Rebecca, however, said nothing. She just continued with her needlework, looking at Willow thoughtfully. After a few minutes she spoke, her tone slightly distant and strained. “This doesn’t surprise me too much. Father always loved fighting more than could be considered normal, even for one of our kind.” Rebecca paused, her hands stilling. When she began to talk again, her voice shook slightly, “Were you as bad as Richard said?”
Willow looked at the Rebecca, who was starting to look more and more like an upset hundred year old, rather than someone who watched the fall of Rome. She knew lying would not help this situation, so carefully taking the woman’s hand, she said as gently as she could, “We were probably much worse.” To Willow’s surprise, Rebecca did not break into tears or rage. The younger immortal only closed her eyes and took a deep breath. Willow was extremely impressed by Rebecca’s control. She could feel the woman’s emotional turmoil. There was anger, betrayal, and disappointment, but not much surprise or shock. The emotions were almost enough to make Willow dizzy.

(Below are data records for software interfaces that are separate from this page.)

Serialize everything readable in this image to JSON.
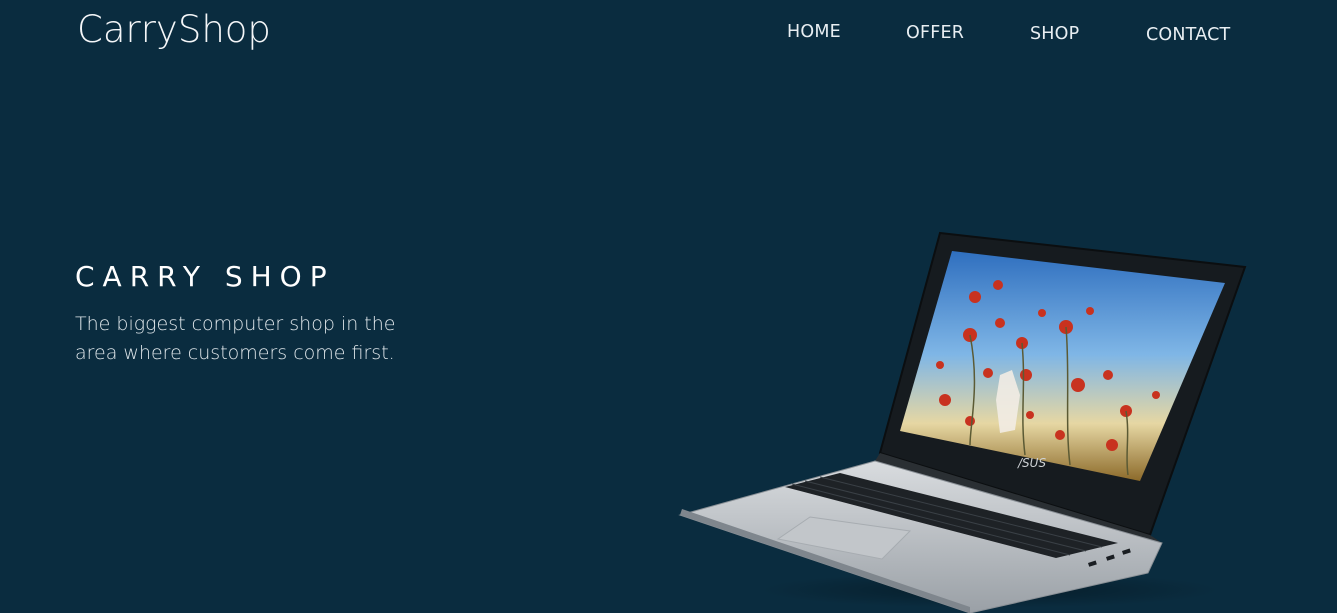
{
  "header": {
    "brand": "CarryShop",
    "nav": [
      {
        "label": "HOME"
      },
      {
        "label": "OFFER"
      },
      {
        "label": "SHOP"
      },
      {
        "label": "CONTACT"
      }
    ]
  },
  "hero": {
    "title": "CARRY SHOP",
    "description": "The biggest computer shop in the area where customers come first.",
    "laptop_logo": "/SUS"
  },
  "colors": {
    "background": "#0a2c3f",
    "text": "#ffffff"
  },
  "icons": [
    "laptop-image"
  ]
}
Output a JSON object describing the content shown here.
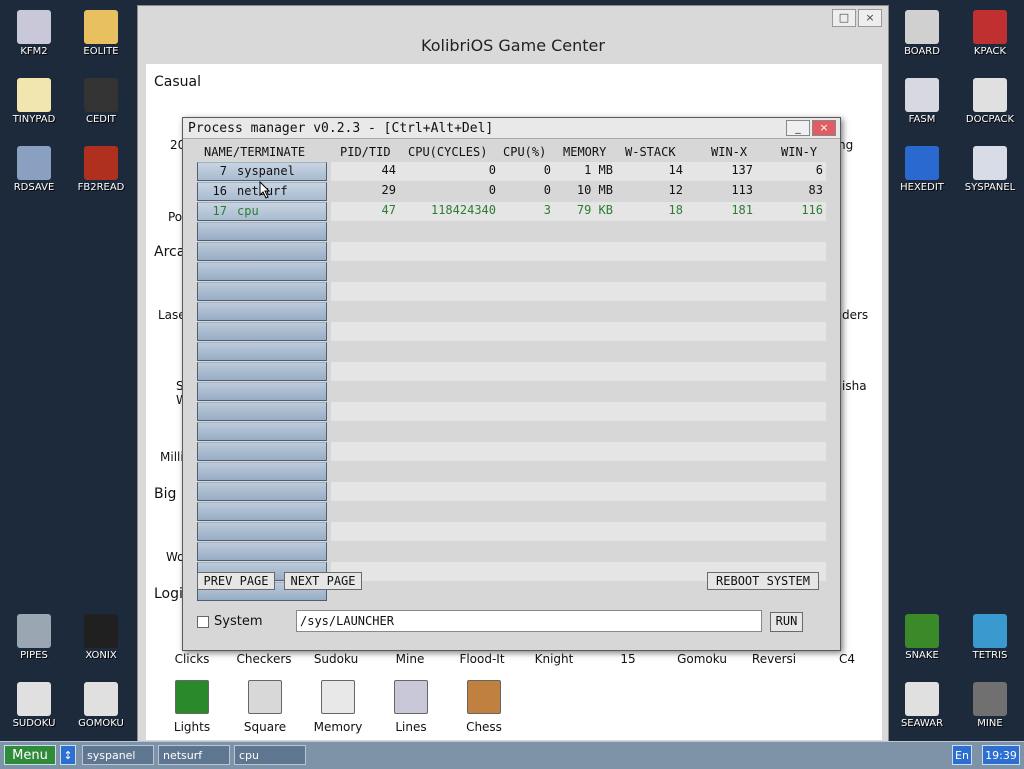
{
  "desktop": {
    "left_icons": [
      {
        "label": "KFM2",
        "icon": "floppy-icon",
        "color": "#c8c8d8"
      },
      {
        "label": "EOLITE",
        "icon": "folder-icon",
        "color": "#e8c060"
      },
      {
        "label": "TINYPAD",
        "icon": "notepad-icon",
        "color": "#f2e6b0"
      },
      {
        "label": "CEDIT",
        "icon": "code-icon",
        "color": "#333333"
      },
      {
        "label": "RDSAVE",
        "icon": "disk-icon",
        "color": "#8aa0c0"
      },
      {
        "label": "FB2READ",
        "icon": "book-icon",
        "color": "#b03020"
      },
      {
        "label": "PIPES",
        "icon": "pipes-icon",
        "color": "#9aa6b2"
      },
      {
        "label": "XONIX",
        "icon": "xonix-icon",
        "color": "#202020"
      },
      {
        "label": "SUDOKU",
        "icon": "sudoku-icon",
        "color": "#e0e0e0"
      },
      {
        "label": "GOMOKU",
        "icon": "gomoku-icon",
        "color": "#e0e0e0"
      }
    ],
    "right_icons": [
      {
        "label": "BOARD",
        "icon": "board-icon",
        "color": "#d0d0d0"
      },
      {
        "label": "KPACK",
        "icon": "hammer-icon",
        "color": "#c03030"
      },
      {
        "label": "FASM",
        "icon": "fasm-icon",
        "color": "#d8d8e0"
      },
      {
        "label": "DOCPACK",
        "icon": "docpack-icon",
        "color": "#e0e0e0"
      },
      {
        "label": "HEXEDIT",
        "icon": "hexedit-icon",
        "color": "#2a6ad0"
      },
      {
        "label": "SYSPANEL",
        "icon": "syspanel-icon",
        "color": "#d8dce6"
      },
      {
        "label": "SNAKE",
        "icon": "snake-icon",
        "color": "#3a8a2a"
      },
      {
        "label": "TETRIS",
        "icon": "tetris-icon",
        "color": "#3a9ad0"
      },
      {
        "label": "SEAWAR",
        "icon": "seawar-icon",
        "color": "#e0e0e0"
      },
      {
        "label": "MINE",
        "icon": "mine-icon",
        "color": "#707070"
      }
    ]
  },
  "game_center": {
    "title": "KolibriOS Game Center",
    "close": "×",
    "maximize": "□",
    "categories": [
      "Casual",
      "Arca",
      "Big",
      "Logic"
    ],
    "partial_labels": {
      "row1_first": "20",
      "row1_last": "ng",
      "row2_first": "Po",
      "arcade_first": "Lase",
      "arcade_last": "ders",
      "s_row_first": "S",
      "s_row_second": "W",
      "s_row_last": "isha",
      "mill": "Milli",
      "big_first": "Wo"
    },
    "games_bottom": [
      "Clicks",
      "Checkers",
      "Sudoku",
      "Mine",
      "Flood-It",
      "Knight",
      "15",
      "Gomoku",
      "Reversi",
      "C4"
    ],
    "games_last": [
      "Lights",
      "Square",
      "Memory",
      "Lines",
      "Chess"
    ]
  },
  "process_manager": {
    "title": "Process manager v0.2.3 - [Ctrl+Alt+Del]",
    "minimize": "_",
    "close": "×",
    "headers": {
      "name": "NAME/TERMINATE",
      "pid": "PID/TID",
      "cycles": "CPU(CYCLES)",
      "cpu_pct": "CPU(%)",
      "memory": "MEMORY",
      "wstack": "W-STACK",
      "winx": "WIN-X",
      "winy": "WIN-Y"
    },
    "processes": [
      {
        "slot": "7",
        "name": "syspanel",
        "pid": "44",
        "cycles": "0",
        "cpu": "0",
        "mem": "1 MB",
        "wstack": "14",
        "winx": "137",
        "winy": "6",
        "color": "#111111"
      },
      {
        "slot": "16",
        "name": "netsurf",
        "pid": "29",
        "cycles": "0",
        "cpu": "0",
        "mem": "10 MB",
        "wstack": "12",
        "winx": "113",
        "winy": "83",
        "color": "#111111"
      },
      {
        "slot": "17",
        "name": "cpu",
        "pid": "47",
        "cycles": "118424340",
        "cpu": "3",
        "mem": "79 KB",
        "wstack": "18",
        "winx": "181",
        "winy": "116",
        "color": "#2e7d32"
      }
    ],
    "empty_rows": 19,
    "buttons": {
      "prev": "PREV PAGE",
      "next": "NEXT PAGE",
      "reboot": "REBOOT SYSTEM",
      "run": "RUN"
    },
    "system_checkbox_label": "System",
    "command_value": "/sys/LAUNCHER"
  },
  "taskbar": {
    "menu": "Menu",
    "tasks": [
      "syspanel",
      "netsurf",
      "cpu"
    ],
    "lang": "En",
    "clock": "19:39"
  }
}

When Rebecca spoke, it was in a soft almost childish voice. She only said one word, “Why?”
Willow didn’t even know the full answer herself, but she settled for the simplest of reasons. “I think we slowly stopped caring, and there was no Darius there to tell us to build a sanctuary.”
It took Rebecca almost a month before she had could accept father’s past. Even then, their relationship wasn’t the same as it had been. She was now slightly more distant with both Willow and Xander.
The couple spent a little over three years at the abbey. When they finally decided to take their leave, they made sure that they would send messages to each other. This way, they wouldn’t go another millennium without seeing the other.
Over the centuries, they heard many stories of Rebecca and her students, including ones of the young thief, Amanda. Willow got the impression that the young immortal tended to attract almost as much trouble as her husband did. The three older immortals rarely met in person, mostly due to the fact that both Willow and Xander wanted to avoid the Watchers’ chronicles. Even so, they made certain to see each other at least once a century, just to keep in touch. Rebecca would often have to go to great lengths to lose her Watcher for a few months for these occasions. Rebecca kept her teacher/father’s past to herself. Not even her most trusted students knew that Methos was not the oldest man to walk this earth.
1992 outside the ruins of Rebecca’s abbey
Rebecca examined her situation with a strange detachment. She was on her knees with her hands on the ground, her sword was lying off to her left, and seven feet in front of her her husband was struggling to his feet after being tossed to the side by Luther. Her former student was now standing over her, preparing to sever her head. She cursed the fact that she had given him the chance to use her husband as a hostage. In the back of her mind she was disappointed that one of her students was such a coward they resorted to using a hostage to take a head.
As Rebecca felt Luther’s blade come down on her neck she couldn’t help but pray that someone killed him before her father found out who killed her. Luther didn’t deserve War’s revenge, no matter how lost he had become.